Ngeh has taken to criticizing MCA, calling it subservient to the Sultan and that it cannot serve the people if it cannot stand on its own.Ngeh has taken to criticizing MCA, calling it subservient to the Sultan and that it cannot serve the people if it cannot stand on its own.
KUALA LUMPUR: Perak DAP chairman Dato’ Ngeh Koo Ham should fully understand the federal constitution and the monarchy concept that is practiced in this country before expressing his personal opinion on matters pertaining to both.
Via his Twitter account, Ngeh has recently taken to criticizing MCA, a party that he described as ‘subservient to Umno’, and is now subservient to the Sultan of Johor.
“MCA is subservient to Umno, now subservient to Sultan. MCA can’t make any stand on its own? How to represent the people?”
Ngeh was reportedly responding to Datuk Tee Siew Kiong who was appointed Johor state exco by the Johor Sultan.
Ngeh had criticize Tee’s acceptance of the appointment following MCA president Datuk Seri Dr Chua Soi Lek’s earlier announcement that MCA will not be taking up any state or federal government position as a result of the component party’s poor showing in the recent 13th general election (GE13).
Upon Tee’s acceptance, MCA said his appointment fell under the Sultan’s authority.
However, Ngeh is of the opinion that, by accepting the Sultan’s appointment, MCA is subservient to the Sultan, therefore is unable to represent the people.
What Ngeh has to realize is that, a party’s acceptance of a Sultan’s decree does not in any way hinder the party from serving the people.
Tee accepted the appointment, pointing out that while he is an MCA representative, he is also a Johorean who respects the Sultan’s wishes.
It was earlier reported that the Sultan of Johor, Sultan Ibrahim Iskandar had wanted a Chinese representative in the state exco, despite MCA announcing they were going to decline state or federal government posts.
Meanwhile, in another attempt to rile up the country’s constitution, DAP national chairman Karpal Singh had recently said there was no longer a need for the Senate.
Quoted by theSun, he had said: “There is no need for the senate.
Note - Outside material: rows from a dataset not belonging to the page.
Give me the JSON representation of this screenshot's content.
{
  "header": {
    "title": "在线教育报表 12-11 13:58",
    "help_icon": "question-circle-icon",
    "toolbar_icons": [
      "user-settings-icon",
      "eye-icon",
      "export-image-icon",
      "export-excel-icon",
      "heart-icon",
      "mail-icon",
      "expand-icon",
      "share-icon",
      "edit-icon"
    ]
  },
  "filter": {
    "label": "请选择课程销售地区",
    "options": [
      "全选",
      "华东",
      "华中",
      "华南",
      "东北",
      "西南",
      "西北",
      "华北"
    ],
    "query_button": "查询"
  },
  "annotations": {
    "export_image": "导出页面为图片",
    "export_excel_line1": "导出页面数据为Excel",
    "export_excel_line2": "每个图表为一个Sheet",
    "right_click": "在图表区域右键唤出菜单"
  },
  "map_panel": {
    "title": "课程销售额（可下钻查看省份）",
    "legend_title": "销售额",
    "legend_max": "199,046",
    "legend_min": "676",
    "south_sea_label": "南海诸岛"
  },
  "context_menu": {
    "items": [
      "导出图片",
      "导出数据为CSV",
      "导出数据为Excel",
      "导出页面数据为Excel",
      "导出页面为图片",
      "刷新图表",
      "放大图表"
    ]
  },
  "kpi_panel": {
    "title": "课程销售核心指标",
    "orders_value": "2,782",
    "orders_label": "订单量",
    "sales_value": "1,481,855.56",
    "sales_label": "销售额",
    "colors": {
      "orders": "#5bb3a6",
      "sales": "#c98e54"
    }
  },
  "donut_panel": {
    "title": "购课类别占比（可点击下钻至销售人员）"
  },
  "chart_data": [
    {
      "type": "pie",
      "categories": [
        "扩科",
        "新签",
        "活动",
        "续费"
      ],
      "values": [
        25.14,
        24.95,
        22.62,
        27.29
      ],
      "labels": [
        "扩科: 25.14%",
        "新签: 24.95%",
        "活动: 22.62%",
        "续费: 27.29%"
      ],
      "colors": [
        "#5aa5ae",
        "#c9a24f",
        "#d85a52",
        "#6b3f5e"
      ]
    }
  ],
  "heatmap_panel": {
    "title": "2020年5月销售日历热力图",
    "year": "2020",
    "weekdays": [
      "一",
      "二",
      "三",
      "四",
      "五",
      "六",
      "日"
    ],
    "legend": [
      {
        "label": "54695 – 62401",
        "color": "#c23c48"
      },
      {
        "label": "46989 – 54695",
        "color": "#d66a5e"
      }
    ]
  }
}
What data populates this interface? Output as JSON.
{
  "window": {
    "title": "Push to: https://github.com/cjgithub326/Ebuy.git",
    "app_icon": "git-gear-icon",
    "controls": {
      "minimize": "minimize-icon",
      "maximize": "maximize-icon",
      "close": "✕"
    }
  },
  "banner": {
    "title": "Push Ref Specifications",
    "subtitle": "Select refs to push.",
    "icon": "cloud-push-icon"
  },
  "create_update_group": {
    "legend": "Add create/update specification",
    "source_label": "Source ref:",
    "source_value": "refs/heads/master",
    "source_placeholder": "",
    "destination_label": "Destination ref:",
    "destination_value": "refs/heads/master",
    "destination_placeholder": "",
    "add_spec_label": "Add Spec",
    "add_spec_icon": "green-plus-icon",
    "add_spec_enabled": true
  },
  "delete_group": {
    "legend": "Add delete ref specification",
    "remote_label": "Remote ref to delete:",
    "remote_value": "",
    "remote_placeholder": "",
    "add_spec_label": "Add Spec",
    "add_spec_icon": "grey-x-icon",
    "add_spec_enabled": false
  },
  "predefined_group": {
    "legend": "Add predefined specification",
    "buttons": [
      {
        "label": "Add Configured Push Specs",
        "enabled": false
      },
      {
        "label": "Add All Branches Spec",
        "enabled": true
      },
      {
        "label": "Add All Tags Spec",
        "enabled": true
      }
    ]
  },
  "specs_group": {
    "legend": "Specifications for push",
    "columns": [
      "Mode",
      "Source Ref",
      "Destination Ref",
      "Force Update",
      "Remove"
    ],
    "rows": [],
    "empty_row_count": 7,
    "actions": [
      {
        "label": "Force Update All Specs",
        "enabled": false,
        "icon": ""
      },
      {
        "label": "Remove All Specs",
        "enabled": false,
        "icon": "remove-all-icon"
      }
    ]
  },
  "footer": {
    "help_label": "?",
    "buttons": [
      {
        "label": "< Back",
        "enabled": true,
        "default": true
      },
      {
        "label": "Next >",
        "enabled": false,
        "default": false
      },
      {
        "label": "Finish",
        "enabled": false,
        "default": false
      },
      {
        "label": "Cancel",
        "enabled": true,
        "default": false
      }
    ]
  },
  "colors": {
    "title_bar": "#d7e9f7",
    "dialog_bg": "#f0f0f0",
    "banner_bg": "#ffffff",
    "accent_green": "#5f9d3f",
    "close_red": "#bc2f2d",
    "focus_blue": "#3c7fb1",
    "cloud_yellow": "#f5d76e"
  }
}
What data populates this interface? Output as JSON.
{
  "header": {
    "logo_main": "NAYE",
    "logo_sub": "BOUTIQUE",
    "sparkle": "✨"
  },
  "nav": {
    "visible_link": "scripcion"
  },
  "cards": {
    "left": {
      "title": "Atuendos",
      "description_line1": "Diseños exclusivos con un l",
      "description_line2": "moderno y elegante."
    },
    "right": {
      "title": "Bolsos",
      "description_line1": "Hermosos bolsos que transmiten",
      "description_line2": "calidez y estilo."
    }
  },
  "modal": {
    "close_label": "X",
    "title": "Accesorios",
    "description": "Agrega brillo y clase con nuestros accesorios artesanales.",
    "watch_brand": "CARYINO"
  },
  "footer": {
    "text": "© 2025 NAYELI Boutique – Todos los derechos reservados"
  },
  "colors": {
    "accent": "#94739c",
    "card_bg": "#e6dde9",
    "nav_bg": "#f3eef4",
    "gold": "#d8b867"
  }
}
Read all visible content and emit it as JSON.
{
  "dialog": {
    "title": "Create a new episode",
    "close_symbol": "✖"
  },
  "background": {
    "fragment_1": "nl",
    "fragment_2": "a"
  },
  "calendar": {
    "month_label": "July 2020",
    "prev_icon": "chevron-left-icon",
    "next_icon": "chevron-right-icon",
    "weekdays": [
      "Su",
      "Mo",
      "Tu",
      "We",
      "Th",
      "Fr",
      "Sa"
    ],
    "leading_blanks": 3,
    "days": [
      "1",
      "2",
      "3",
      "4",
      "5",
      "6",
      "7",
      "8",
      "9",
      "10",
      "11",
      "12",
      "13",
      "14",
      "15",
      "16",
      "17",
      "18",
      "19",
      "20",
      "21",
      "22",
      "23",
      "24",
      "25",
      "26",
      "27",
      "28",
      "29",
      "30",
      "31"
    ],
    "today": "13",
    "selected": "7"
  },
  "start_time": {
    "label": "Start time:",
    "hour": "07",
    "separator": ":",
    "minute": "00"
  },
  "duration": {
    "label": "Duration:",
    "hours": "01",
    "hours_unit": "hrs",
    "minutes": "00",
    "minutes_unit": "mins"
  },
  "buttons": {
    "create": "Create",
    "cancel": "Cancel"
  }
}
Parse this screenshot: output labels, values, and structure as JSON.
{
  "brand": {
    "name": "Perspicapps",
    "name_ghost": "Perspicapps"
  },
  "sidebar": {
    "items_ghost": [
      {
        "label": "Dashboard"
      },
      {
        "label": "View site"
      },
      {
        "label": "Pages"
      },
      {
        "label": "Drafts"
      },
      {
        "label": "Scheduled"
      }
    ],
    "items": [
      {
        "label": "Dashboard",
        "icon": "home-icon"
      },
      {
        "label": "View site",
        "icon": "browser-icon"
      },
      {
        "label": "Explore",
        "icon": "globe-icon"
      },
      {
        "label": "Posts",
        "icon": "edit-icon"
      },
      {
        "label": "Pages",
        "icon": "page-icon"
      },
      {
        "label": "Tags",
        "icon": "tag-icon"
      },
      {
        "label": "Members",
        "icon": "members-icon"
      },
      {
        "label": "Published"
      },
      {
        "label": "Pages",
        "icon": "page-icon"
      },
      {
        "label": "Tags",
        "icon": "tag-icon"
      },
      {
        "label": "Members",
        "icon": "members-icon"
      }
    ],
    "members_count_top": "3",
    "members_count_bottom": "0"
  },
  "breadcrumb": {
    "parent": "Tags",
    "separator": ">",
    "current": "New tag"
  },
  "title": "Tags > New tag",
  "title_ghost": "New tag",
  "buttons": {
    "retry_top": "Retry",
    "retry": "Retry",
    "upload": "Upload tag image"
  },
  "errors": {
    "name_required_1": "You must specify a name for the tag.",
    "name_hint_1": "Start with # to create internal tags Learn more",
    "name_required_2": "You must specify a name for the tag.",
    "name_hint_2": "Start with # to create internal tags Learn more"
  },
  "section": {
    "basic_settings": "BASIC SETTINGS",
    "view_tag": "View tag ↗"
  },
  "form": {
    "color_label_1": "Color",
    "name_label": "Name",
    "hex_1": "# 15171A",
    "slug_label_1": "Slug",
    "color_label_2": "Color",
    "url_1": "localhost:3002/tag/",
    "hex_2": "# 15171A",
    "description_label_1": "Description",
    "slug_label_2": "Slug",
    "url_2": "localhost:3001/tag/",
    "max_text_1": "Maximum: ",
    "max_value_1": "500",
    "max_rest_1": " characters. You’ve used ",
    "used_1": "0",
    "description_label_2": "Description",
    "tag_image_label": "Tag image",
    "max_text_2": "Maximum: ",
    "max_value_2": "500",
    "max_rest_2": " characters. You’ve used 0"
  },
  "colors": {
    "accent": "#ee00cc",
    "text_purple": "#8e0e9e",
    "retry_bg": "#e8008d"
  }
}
It is an unnecessary expense required to be borne by the people. It does not serve a useful purpose.”
Presenting yet another example that indicates his preference for the system practiced in Singapore, Karpal said, like the republic, a house with a single legislative chamber would suit public interest better.
It is also important to highlight Karpal’s non-interest in accepting titles given by the royalty. While the practice of titles is a commonplace in this country, DAP has always taken the stand of declining titles bestowed by royalties.
Ngeh, however, carries a Datukship. He was awarded the Darjah Dato’ Paduka Mahkota Perak, which carries the title Dato’, in 2008.
There were some initial dissatisfaction within the DAP’s central executive committee (CEC) on Ngeh accepting the title, in a report by English daily The Star last November, Ngeh had said he understood that the party was against class creation through titles.
Karpal was amongst those who objected to Ngeh receiving the Datukship. To that, Ngeh had responded, “I believe he (Karpal) should also respect the views of the majority.”
DAP’s Datuk Teng Chang Khim had also commented on his own datukship, saying: “When the Sultan of Selangor conferred the award and title, it was only proper to accept it respectfully.”
Perhaps it is proper to refresh Ngeh’s memory on what his fellow party member had opined in receiving titles from the Sultan.
It can be said that Tee’s appointment by the Sultan of Johor should also be regarded in the same manner that Teng justified his acceptance of the title given to him by the Sultan of Selangor.
DAP’s apparent dissatisfaction with the federal constitution and a system that has been practiced for hundreds of years stems from its constant comparison of Malaysia and Singapore.
DAP has to learn to work with the system that has been put in place for many years, and iron out the problems within by still maintaining the system.
In another example of showing retaliation, in 2011, several DAP representatives refused to wear the formal attire of Sarawak’s State Assembly.
According to a TV3 report, Sarawak DAP chairman Wong Ho Leng at the time refused to put on the formal attire saying it was too expensive and that the ‘songkok’ (Malay headgear) goes against their freedom of religion.
Meanwhile, a similar incident had occurred in Johor in 2008 where four DAP assemblyman faced dilemma when some members of the DAP CEC did not want them to wear the headgear at an event where the Sultan of Johor would be present.
The Star carried a report on the issue in June 2008, quoting then state DAP vice-chairman Norman Fernandez as saying: “It is not fair to put the Johor DAP assemblymen in such a difficult position, especially with the Sultan.”
It is hoped that DAP is able to show due respect to the Sultanate and institution of monarchy in the country, particularly because the Malays are watching closely.
The big question that Ngeh has to answer is, how different is Tee and him with regards to respecting the sultanate?
Tee was appointed by the Sultan and Ngeh was conferred the Datukship without having asked for it.
In a report by The Star, Ngeh had said: “I have never asked for the Datuk title.”
*Well written article by Farah Hanith.